Funny too, to have my identifying name be Hungarian when I so proudly identify as Ukrainian. Being so close to my maternal family, I had often considered changing my surname to my mom’s maiden name. But even after my dad left the picture and my mom remarried and changed her name yet again, something kept me from relinquishing Matyas. I think I always knew that there was no danger of me losing my Ukrainian roots, what with my own interest in the culture and the plenitude of family connections wrapped around me. But my surname was my one link to my paternal side, and I could not deny that for both better and worse, that side of my family also played a role in shaping me.
When Mom and I were plotting our route, we realized that the overnight train from Vienna to Lviv would pass right through Hungary. So we broke a long travel day into two and planned an overnight stop in my fatherland: beautiful Budapest.
Budapest is a city that deserves the sighs of appreciation that inevitably accompany any mention of it. Architecturally speaking, it is stunning, offering graceful views of sweeping bridges and domed spires from nearly any vantage point. Historically speaking, it is the ancient throne of King Mátyás Hunyadi Corvinus aka “Mátyás the Just.” Born in Transylvania (um, awesome), King of Hungary from 1458-90 (with stints in Austria, Italy, Burgundy, and Bohemia!), famous for his exorbitant and controversial tax reforms, renowned as a “friend of the Muses” who loved reading and languages (and also astrologers, but apparently he was a fan of “real scientists” too). And, of course, my great-great-great-great—ad nauseam—granddaddy.
History sticks to your feet and leaves sometimes indelible traces of itself in the whorls of your soles and the creases behind your knees, even in the case of an ancient King with gossamer-thin claims to my present. But setting foot in this lovely and beloved city and seeing my name – my mispronounced, misspelled, “unusual,” name with all its hard history in my personal family story – written on street signs, on the currency, and on one of the principal landmarks of the city was unexpectedly and breathtakingly emotional for me.

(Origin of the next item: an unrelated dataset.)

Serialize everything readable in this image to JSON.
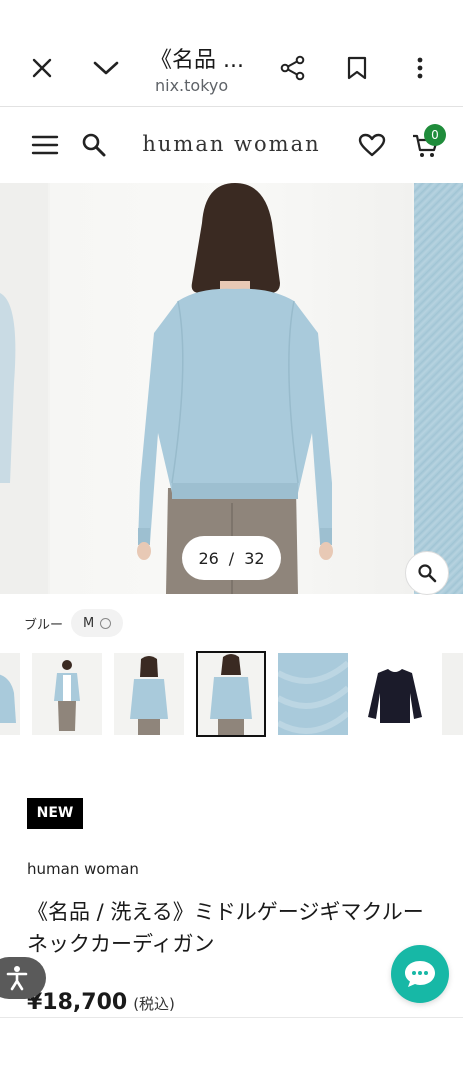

Yes, I am proudly Ukrainian. But I was also so proud to be a Mátyás in Hungary, and to claim my part of the beautiful and challenging story that is constantly unfurling from ancient past to my present.